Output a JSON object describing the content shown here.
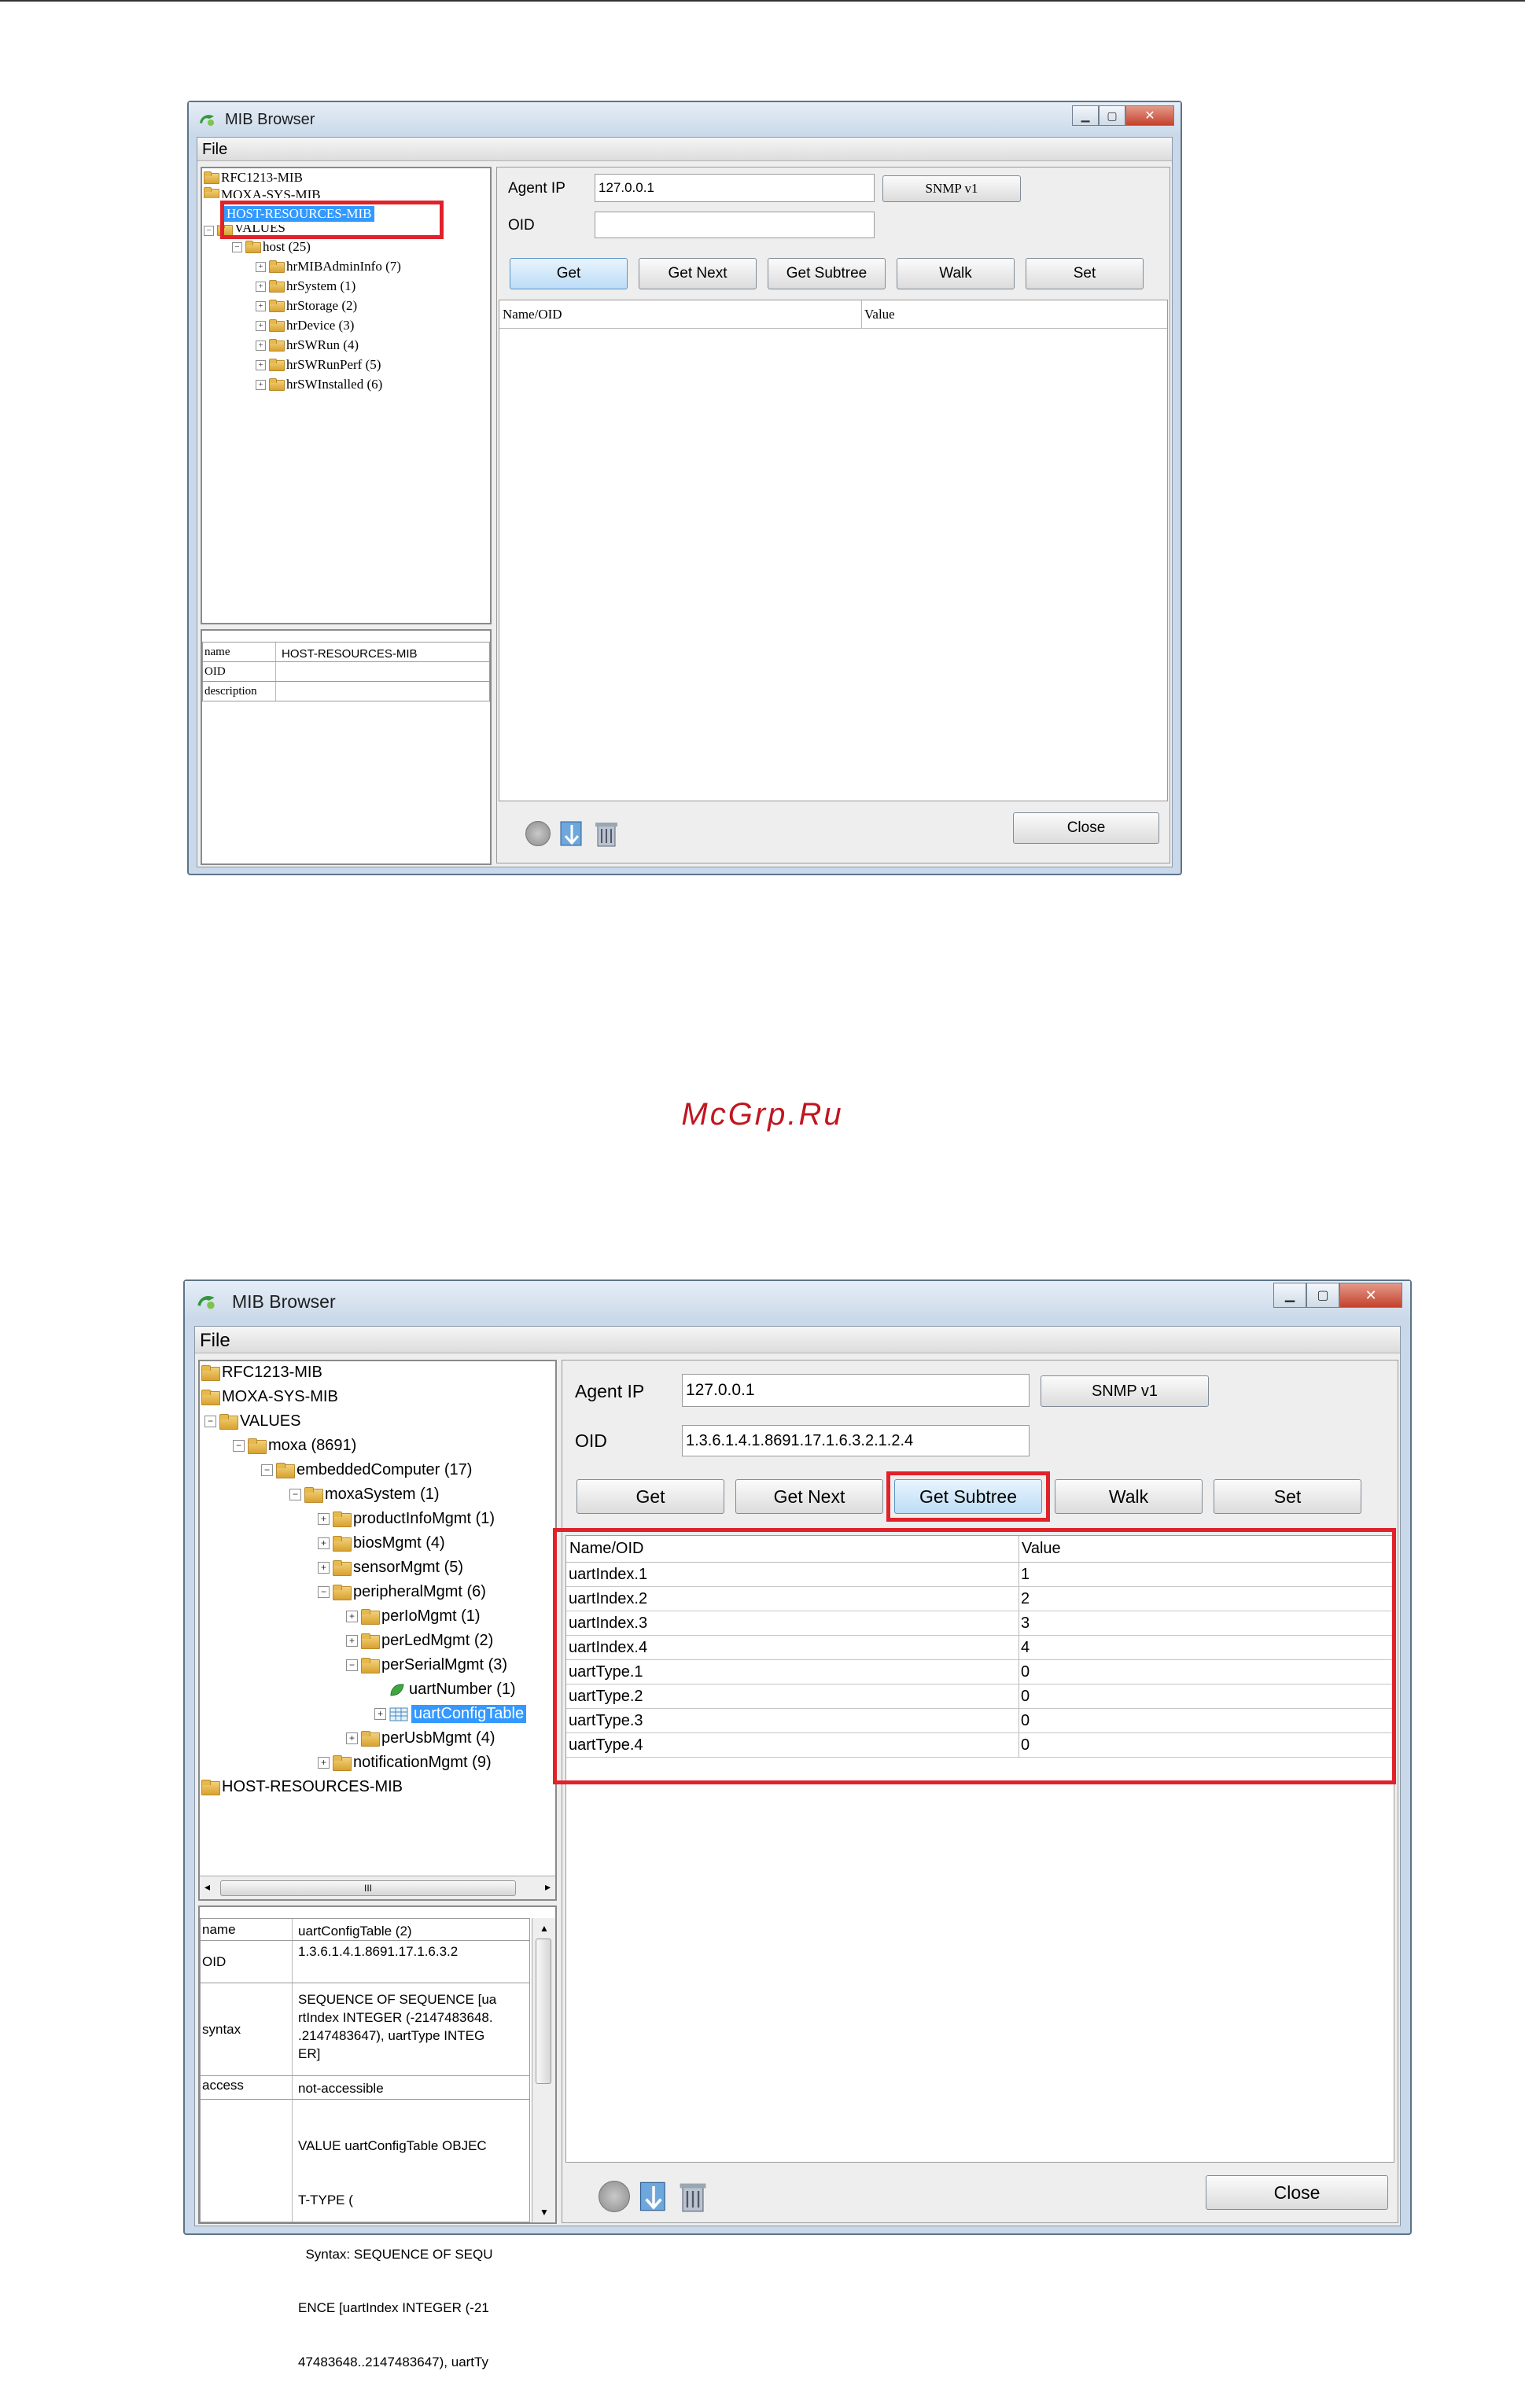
{
  "window1": {
    "title": "MIB Browser",
    "menu": "File",
    "tree": {
      "items": [
        "RFC1213-MIB",
        "MOXA-SYS-MIB",
        "HOST-RESOURCES-MIB",
        "VALUES"
      ],
      "host": "host (25)",
      "children": [
        "hrMIBAdminInfo (7)",
        "hrSystem (1)",
        "hrStorage (2)",
        "hrDevice (3)",
        "hrSWRun (4)",
        "hrSWRunPerf (5)",
        "hrSWInstalled (6)"
      ]
    },
    "properties": {
      "name_key": "name",
      "name_val": "HOST-RESOURCES-MIB",
      "oid_key": "OID",
      "desc_key": "description"
    },
    "agent_ip_label": "Agent IP",
    "agent_ip": "127.0.0.1",
    "snmp_button": "SNMP v1",
    "oid_label": "OID",
    "oid_value": "",
    "buttons": [
      "Get",
      "Get Next",
      "Get Subtree",
      "Walk",
      "Set"
    ],
    "columns": [
      "Name/OID",
      "Value"
    ],
    "close": "Close"
  },
  "watermark": "McGrp.Ru",
  "window2": {
    "title": "MIB Browser",
    "menu": "File",
    "tree": {
      "rfc": "RFC1213-MIB",
      "moxasys": "MOXA-SYS-MIB",
      "values": "VALUES",
      "moxa": "moxa (8691)",
      "embedded": "embeddedComputer (17)",
      "moxasystem": "moxaSystem (1)",
      "product": "productInfoMgmt (1)",
      "bios": "biosMgmt (4)",
      "sensor": "sensorMgmt (5)",
      "peripheral": "peripheralMgmt (6)",
      "perio": "perIoMgmt (1)",
      "perled": "perLedMgmt (2)",
      "perserial": "perSerialMgmt (3)",
      "uartnumber": "uartNumber (1)",
      "uartconfig": "uartConfigTable",
      "perusb": "perUsbMgmt (4)",
      "notification": "notificationMgmt (9)",
      "hostres": "HOST-RESOURCES-MIB"
    },
    "scroll_thumb": "III",
    "properties": {
      "name_key": "name",
      "name_val": "uartConfigTable (2)",
      "oid_key": "OID",
      "oid_val": "1.3.6.1.4.1.8691.17.1.6.3.2",
      "syntax_key": "syntax",
      "syntax_lines": [
        "SEQUENCE OF SEQUENCE [ua",
        "rtIndex INTEGER (-2147483648.",
        ".2147483647), uartType INTEG",
        "ER]"
      ],
      "access_key": "access",
      "access_val": "not-accessible",
      "value_lines": [
        "VALUE uartConfigTable OBJEC",
        "T-TYPE (",
        "  Syntax: SEQUENCE OF SEQU",
        "ENCE [uartIndex INTEGER (-21",
        "47483648..2147483647), uartTy"
      ]
    },
    "agent_ip_label": "Agent IP",
    "agent_ip": "127.0.0.1",
    "snmp_button": "SNMP v1",
    "oid_label": "OID",
    "oid_value": "1.3.6.1.4.1.8691.17.1.6.3.2.1.2.4",
    "buttons": [
      "Get",
      "Get Next",
      "Get Subtree",
      "Walk",
      "Set"
    ],
    "columns": [
      "Name/OID",
      "Value"
    ],
    "rows": [
      [
        "uartIndex.1",
        "1"
      ],
      [
        "uartIndex.2",
        "2"
      ],
      [
        "uartIndex.3",
        "3"
      ],
      [
        "uartIndex.4",
        "4"
      ],
      [
        "uartType.1",
        "0"
      ],
      [
        "uartType.2",
        "0"
      ],
      [
        "uartType.3",
        "0"
      ],
      [
        "uartType.4",
        "0"
      ]
    ],
    "close": "Close"
  }
}
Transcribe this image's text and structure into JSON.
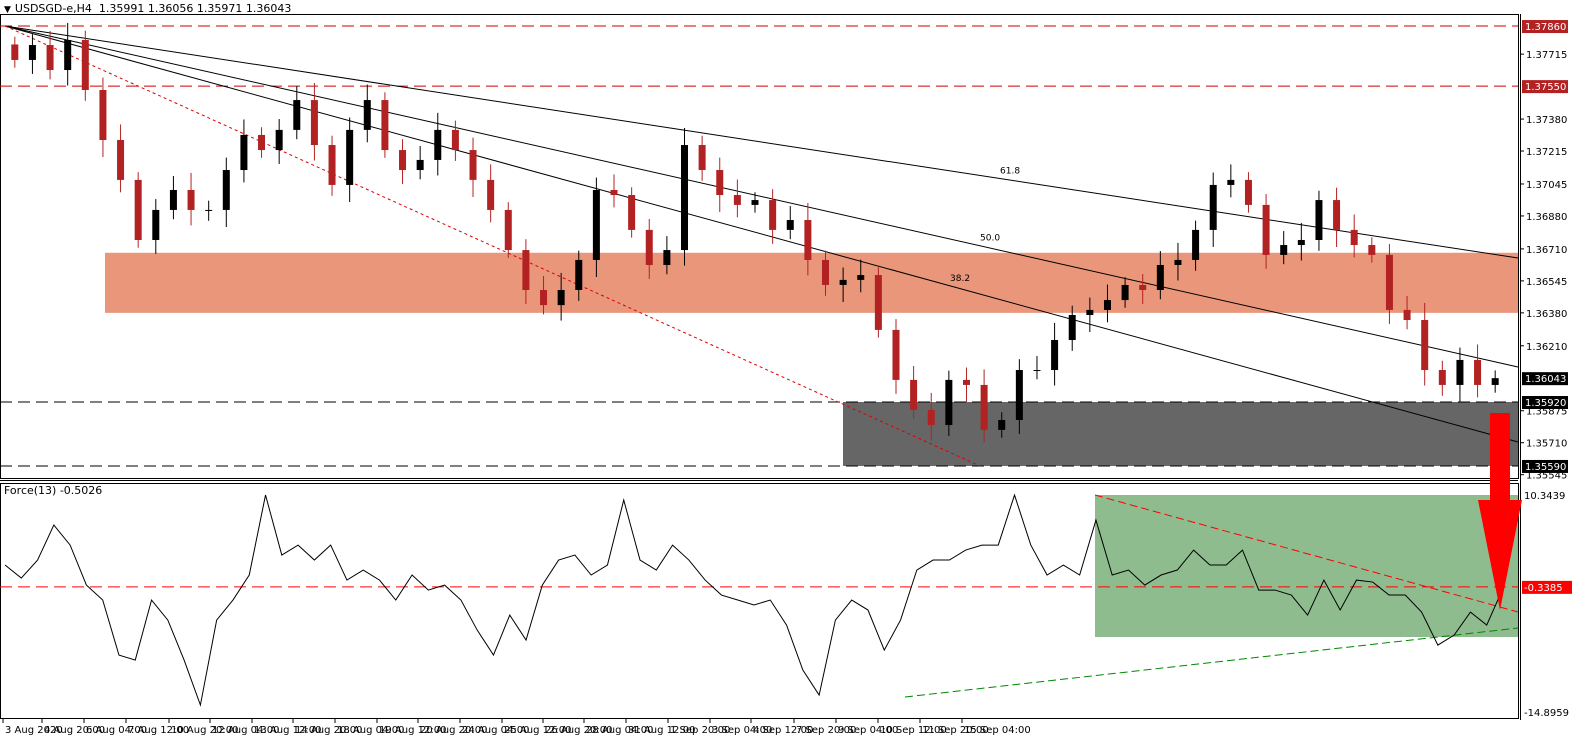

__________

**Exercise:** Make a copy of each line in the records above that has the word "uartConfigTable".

**Task output:**
      "uartconfig": "uartConfigTable",
      "name_val": "uartConfigTable (2)",
        "VALUE uartConfigTable OBJEC",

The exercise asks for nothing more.